NEW YORK (CBSNewYork) — Plans for a double cap on for-hire vehicles in the city was announced Wednesday.
One extends an already existing cap on the number of vehicle licenses and the other limits how long those cars can cruise around without passengers.
But, as CBS2’s Alice Gainer found out, not everyone is on board with the idea.
Some app-based drivers were among those standing behind the announcement that the city would continue to cap the number of for-hire vehicle licenses.
“Whatever driver you asked, compared to last year, every driver will tell you he’s making more and more today. This is because of the cap. It really help us a lot, and we hope it’s going to continue,” driver Saidou Sidive said.

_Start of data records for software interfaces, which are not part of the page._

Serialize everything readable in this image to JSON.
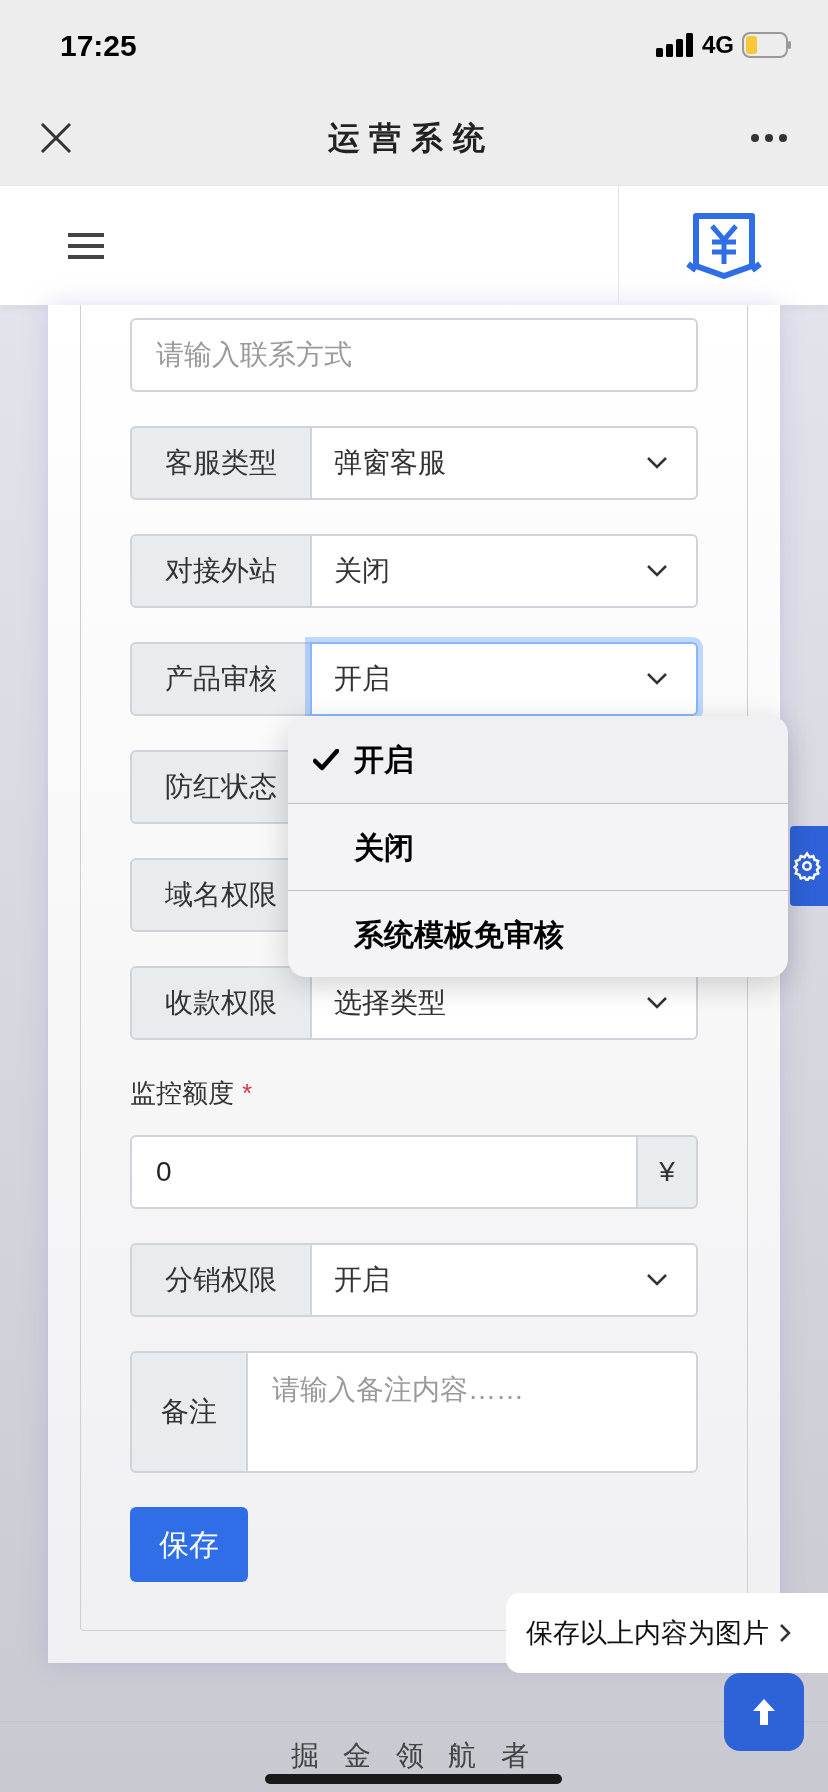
{
  "status_bar": {
    "time": "17:25",
    "network": "4G"
  },
  "nav": {
    "title": "运营系统"
  },
  "form": {
    "fields": [
      {
        "kind": "input",
        "placeholder": "请输入联系方式"
      },
      {
        "kind": "select",
        "label": "客服类型",
        "value": "弹窗客服",
        "focused": false
      },
      {
        "kind": "select",
        "label": "对接外站",
        "value": "关闭",
        "focused": false
      },
      {
        "kind": "select",
        "label": "产品审核",
        "value": "开启",
        "focused": true
      },
      {
        "kind": "select",
        "label": "防红状态"
      },
      {
        "kind": "select",
        "label": "域名权限"
      },
      {
        "kind": "select",
        "label": "收款权限",
        "value": "选择类型",
        "focused": false
      },
      {
        "kind": "amount",
        "label": "监控额度",
        "required_mark": "*",
        "value": "0",
        "suffix": "¥"
      },
      {
        "kind": "select",
        "label": "分销权限",
        "value": "开启",
        "focused": false
      },
      {
        "kind": "textarea",
        "label": "备注",
        "placeholder": "请输入备注内容……"
      }
    ],
    "submit": "保存"
  },
  "dropdown": {
    "options": [
      {
        "label": "开启",
        "selected": true
      },
      {
        "label": "关闭",
        "selected": false
      },
      {
        "label": "系统模板免审核",
        "selected": false
      }
    ]
  },
  "save_image_prompt": "保存以上内容为图片",
  "footer": "掘 金 领 航 者"
}
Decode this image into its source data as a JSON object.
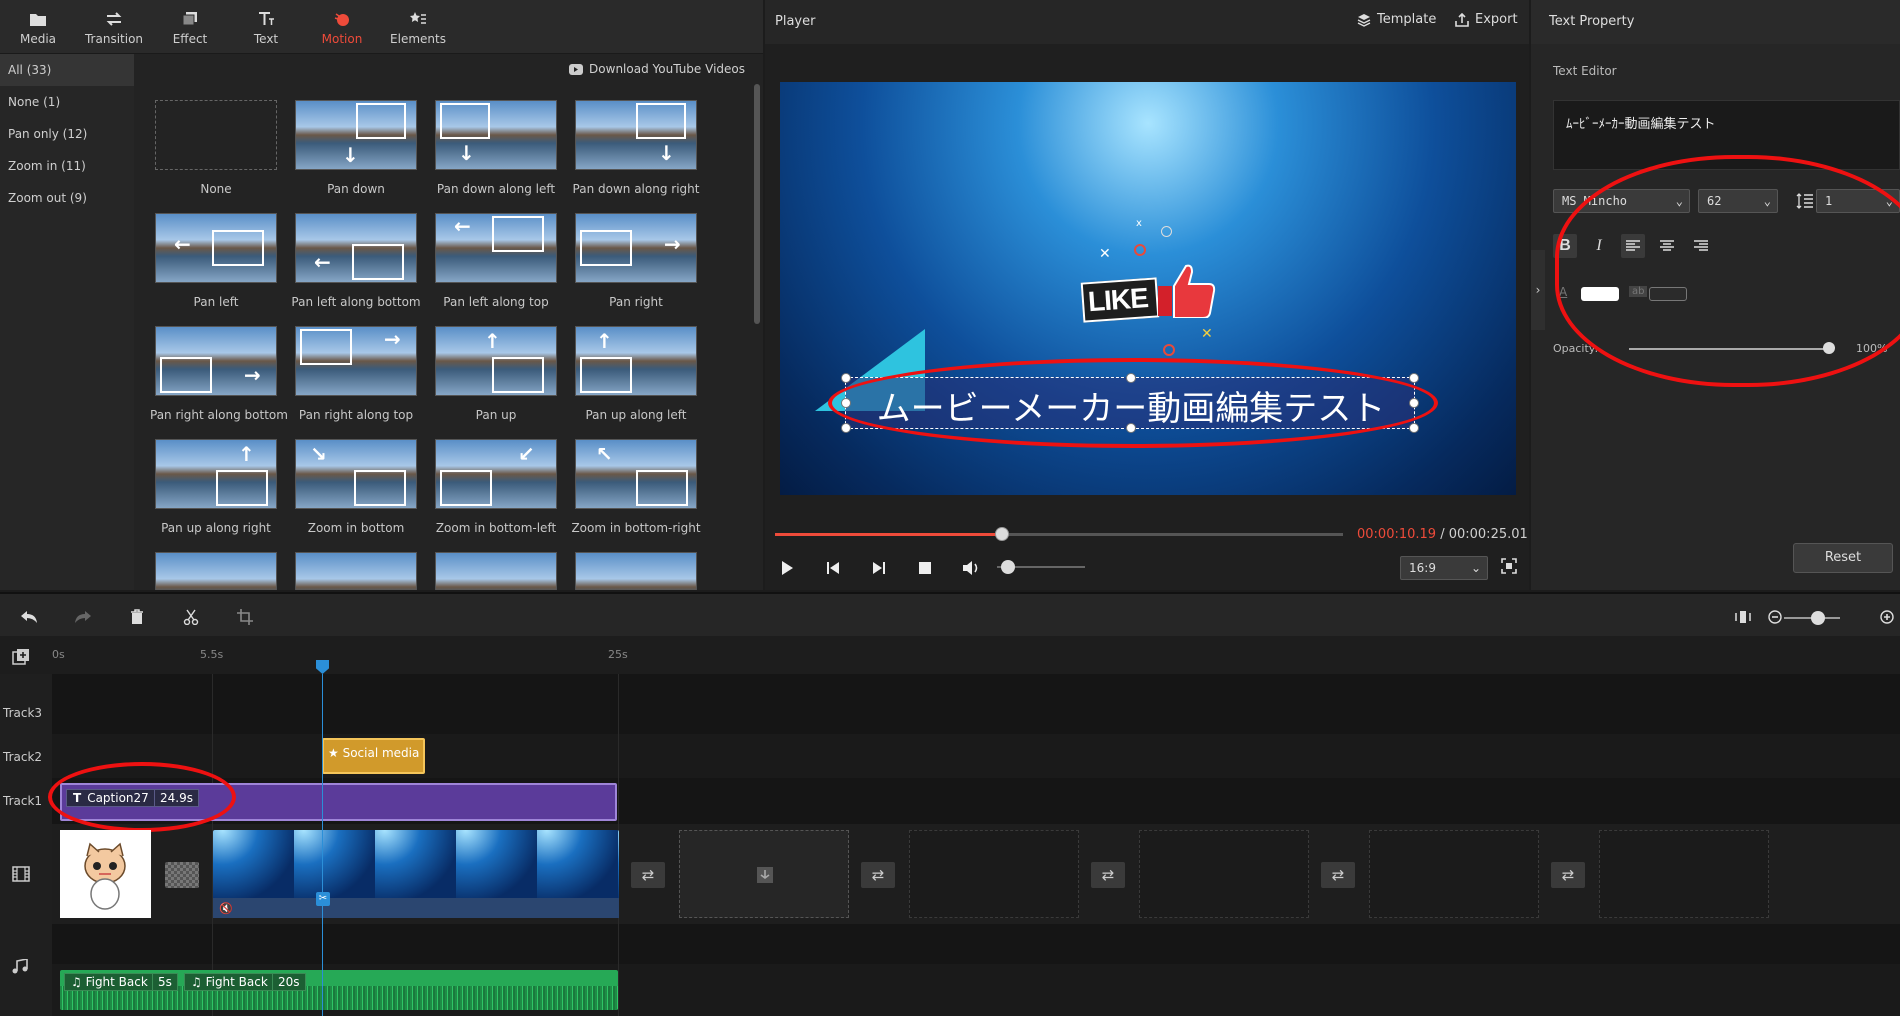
{
  "toolbar": {
    "items": [
      {
        "label": "Media",
        "icon": "folder-icon"
      },
      {
        "label": "Transition",
        "icon": "swap-icon"
      },
      {
        "label": "Effect",
        "icon": "layers-icon"
      },
      {
        "label": "Text",
        "icon": "text-icon"
      },
      {
        "label": "Motion",
        "icon": "motion-icon"
      },
      {
        "label": "Elements",
        "icon": "star-list-icon"
      }
    ],
    "active": "Motion",
    "active_color": "#ee4b3a"
  },
  "library": {
    "categories": [
      "All (33)",
      "None (1)",
      "Pan only (12)",
      "Zoom in (11)",
      "Zoom out (9)"
    ],
    "download_label": "Download YouTube Videos",
    "motions": [
      "None",
      "Pan down",
      "Pan down along left",
      "Pan down along right",
      "Pan left",
      "Pan left along bottom",
      "Pan left along top",
      "Pan right",
      "Pan right along bottom",
      "Pan right along top",
      "Pan up",
      "Pan up along left",
      "Pan up along right",
      "Zoom in bottom",
      "Zoom in bottom-left",
      "Zoom in bottom-right"
    ]
  },
  "player": {
    "title": "Player",
    "template_label": "Template",
    "export_label": "Export",
    "caption_text": "ムービーメーカー動画編集テスト",
    "sticker_text": "LIKE",
    "current_time": "00:00:10.19",
    "time_separator": " / ",
    "total_time": "00:00:25.01",
    "progress": 0.4,
    "volume": 0.05,
    "aspect_ratio": "16:9"
  },
  "text_property": {
    "title": "Text Property",
    "editor_label": "Text Editor",
    "editor_text": "ﾑｰﾋﾞｰﾒｰｶｰ動画編集テスト",
    "font": "MS Mincho",
    "size": "62",
    "line_spacing": "1",
    "text_color": "#ffffff",
    "bg_label": "ab",
    "opacity_label": "Opacity:",
    "opacity_value": "100%",
    "reset_label": "Reset"
  },
  "timeline": {
    "ticks": [
      "0s",
      "5.5s",
      "25s"
    ],
    "tracks": [
      "Track3",
      "Track2",
      "Track1"
    ],
    "caption_clip": {
      "name": "Caption27",
      "duration": "24.9s"
    },
    "social_clip": {
      "name": "Social media"
    },
    "audio_clips": [
      {
        "name": "Fight Back",
        "duration": "5s"
      },
      {
        "name": "Fight Back",
        "duration": "20s"
      }
    ],
    "zoom": 0.6
  }
}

But one Uber driver who has been with the company from the beginning disagreed, saying he sees no difference in the number of passengers he picks up.
“It’s about the same, honestly. It’s about the same. I haven’t seen a decrease in traffic, either. It’s about the same,” Brady Guerrero said.

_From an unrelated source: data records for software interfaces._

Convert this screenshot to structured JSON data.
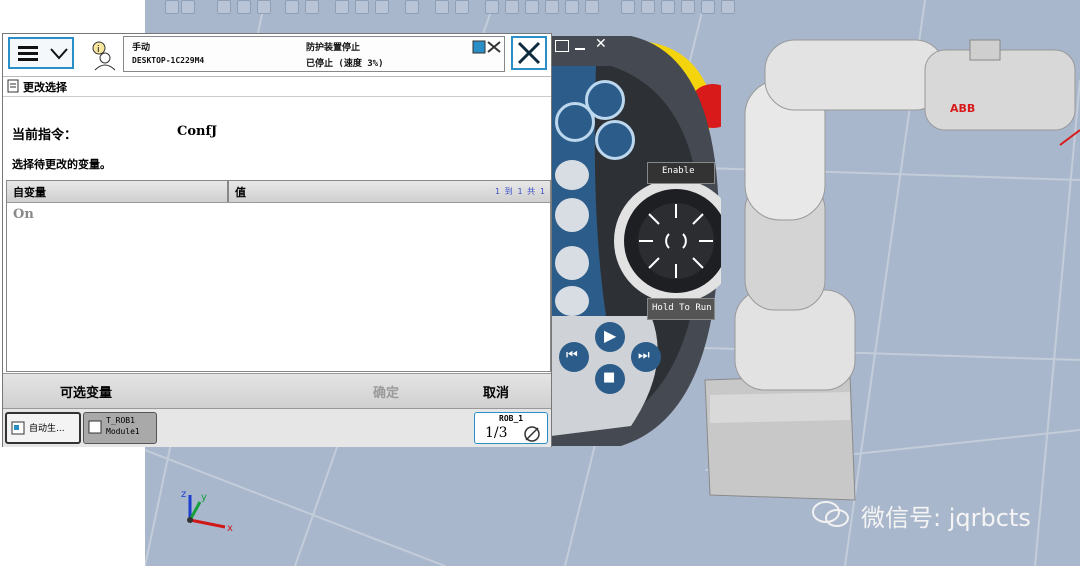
{
  "window": {
    "status": {
      "mode": "手动",
      "controller": "DESKTOP-1C229M4",
      "state": "防护装置停止",
      "run_state": "已停止 (速度 3%)"
    },
    "title": "更改选择"
  },
  "content": {
    "current_instruction_label": "当前指令：",
    "current_instruction_value": "ConfJ",
    "prompt": "选择待更改的变量。",
    "table": {
      "columns": [
        "自变量",
        "值"
      ],
      "pagination": "1 到 1 共 1",
      "rows": [
        {
          "arg": "On",
          "value": ""
        }
      ]
    }
  },
  "actions": {
    "optional_vars": "可选变量",
    "ok": "确定",
    "cancel": "取消"
  },
  "taskbar": {
    "task1": "自动生...",
    "task2_line1": "T_ROB1",
    "task2_line2": "Module1",
    "rob_label": "ROB_1",
    "rob_fraction": "1/3"
  },
  "pendant": {
    "enable_label": "Enable",
    "hold_label": "Hold To Run"
  },
  "robot": {
    "brand": "ABB"
  },
  "watermark": {
    "text": "微信号: jqrbcts"
  },
  "colors": {
    "accent": "#2a8fc6",
    "pendant_blue": "#2c5d8a",
    "emergency_red": "#d81a1a",
    "emergency_yellow": "#f4d40c",
    "viewport_bg": "#a9b7cc"
  }
}
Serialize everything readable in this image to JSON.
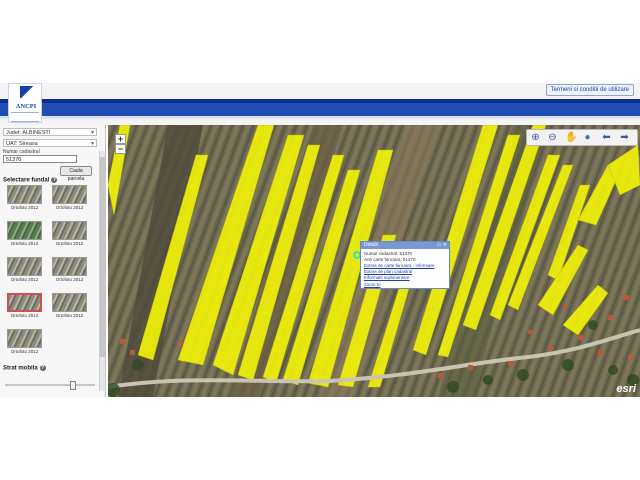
{
  "header": {
    "logo_text": "ANCPI",
    "top_link": "Termeni si conditii de utilizare"
  },
  "panel": {
    "county_select": "Judet: ALBINESTI",
    "uat_select": "UAT: Sireasa",
    "search_label": "Numar cadastral",
    "search_value": "51370",
    "search_button": "Cauta parcela",
    "basemap_section": "Selectare fundal",
    "thumbs": [
      {
        "caption": "Ortofoto 2012",
        "style": "gray"
      },
      {
        "caption": "Ortofoto 2012",
        "style": "gray"
      },
      {
        "caption": "Ortofoto 2012",
        "style": "green"
      },
      {
        "caption": "Ortofoto 2012",
        "style": "gray"
      },
      {
        "caption": "Ortofoto 2012",
        "style": "gray"
      },
      {
        "caption": "Ortofoto 2012",
        "style": "gray"
      },
      {
        "caption": "Ortofoto 2012",
        "style": "selected"
      },
      {
        "caption": "Ortofoto 2012",
        "style": "gray"
      },
      {
        "caption": "Ortofoto 2012",
        "style": "gray"
      }
    ],
    "opacity_section": "Strat mobila",
    "opacity_level": 0.75
  },
  "map": {
    "zoom_in": "+",
    "zoom_out": "−",
    "attribution": "esri",
    "tools": [
      "zoom-in-icon",
      "zoom-out-icon",
      "pan-hand-icon",
      "globe-icon",
      "back-arrow-icon",
      "forward-arrow-icon"
    ]
  },
  "popup": {
    "title": "Detalii",
    "rows": [
      "Numar cadastral: 51370",
      "Arie carte funciara: 51370",
      "Extras de carte funciara - informare",
      "Extras de plan cadastral",
      "Informatii suplimentare",
      "Zoom to"
    ]
  },
  "colors": {
    "brand_blue": "#1f4fb6",
    "parcel_yellow": "#f1f20a",
    "popup_header": "#7a98d6"
  }
}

Another kind of cap was announced Wednesday, too, one on how long for-hire companies can let the vehicles cruise without passengers below 96th Street. It would require companies reduce cruising to just 31 percent of the time vehicles are on the road.

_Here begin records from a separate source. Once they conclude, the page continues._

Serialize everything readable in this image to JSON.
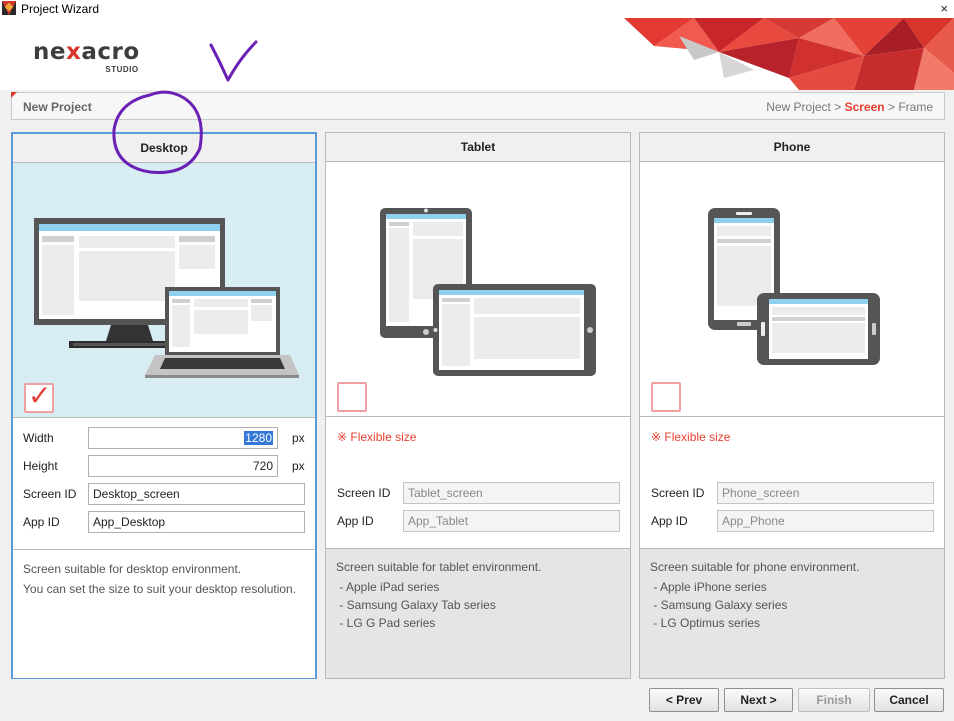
{
  "window": {
    "title": "Project Wizard",
    "close_glyph": "×"
  },
  "logo": {
    "pre": "ne",
    "x": "x",
    "post": "acro",
    "sub": "STUDIO"
  },
  "breadcrumb": {
    "title": "New Project",
    "steps": [
      "New Project",
      "Screen",
      "Frame"
    ],
    "active": "Screen",
    "sep": ">"
  },
  "panels": [
    {
      "title": "Desktop",
      "checked": true,
      "fields": [
        {
          "label": "Width",
          "value": "1280",
          "unit": "px"
        },
        {
          "label": "Height",
          "value": "720",
          "unit": "px"
        },
        {
          "label": "Screen ID",
          "value": "Desktop_screen"
        },
        {
          "label": "App ID",
          "value": "App_Desktop"
        }
      ],
      "desc": [
        "Screen suitable for desktop environment.",
        "You can set the size to suit your desktop resolution."
      ]
    },
    {
      "title": "Tablet",
      "checked": false,
      "flexible": "※ Flexible size",
      "fields": [
        {
          "label": "Screen ID",
          "placeholder": "Tablet_screen"
        },
        {
          "label": "App ID",
          "placeholder": "App_Tablet"
        }
      ],
      "desc": [
        "Screen suitable for tablet environment.",
        " - Apple iPad series",
        " - Samsung Galaxy Tab series",
        " - LG G Pad series"
      ]
    },
    {
      "title": "Phone",
      "checked": false,
      "flexible": "※ Flexible size",
      "fields": [
        {
          "label": "Screen ID",
          "placeholder": "Phone_screen"
        },
        {
          "label": "App ID",
          "placeholder": "App_Phone"
        }
      ],
      "desc": [
        "Screen suitable for phone environment.",
        " - Apple iPhone series",
        " - Samsung Galaxy series",
        " - LG Optimus series"
      ]
    }
  ],
  "buttons": {
    "prev": "< Prev",
    "next": "Next >",
    "finish": "Finish",
    "cancel": "Cancel"
  },
  "colors": {
    "accent": "#e8402f",
    "selection_border": "#5a9ad6",
    "selected_bg": "#d8ecf3",
    "annotation": "#6a1fb5"
  }
}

Mayor Bill de Blasio said he believes this will speed up traffic below 60th Street by about 10 percent.
“If a trip took you 10 minutes before, it’ll take you nine minutes,” de Blasio said. “As we said, people might wait a little bit longer to get that for-hire vehicle, a certain number of seconds.”
Meanwhile, many yellow taxi drivers have suffered financial crisis over the past few years.
“We have had nine driver suicides,” said Bhairavi Desai, the executive director of the New York Taxi Workers Alliance. “In January 2019 there were more foreclosures of individual medallions than the entire years of 2015, ’16 and ’17. The poverty has been choking this workforce.”
Desai said the cap is the first step in stabilizing an over-saturated market.
However, Uber released a statement that reads in part, “Not only is the mayor’s policy hurting app drivers by forcing them to pay exorbitant fees to rent a car, but he has proposed nothing to fix the current medallion system that only benefits lenders and taxi insiders.”
So how will the city enforce the cruising cap? Officials said by tracking movement through GPS and imposing stiff penalties.
The cap on licenses will exclude wheelchair-accessible vehicles and all-electric vehicles. The city said the Taxi and Limousine Commission will watch closely to see if companies increase lease rates to drivers, and if they do the city will just increase the minimum wage.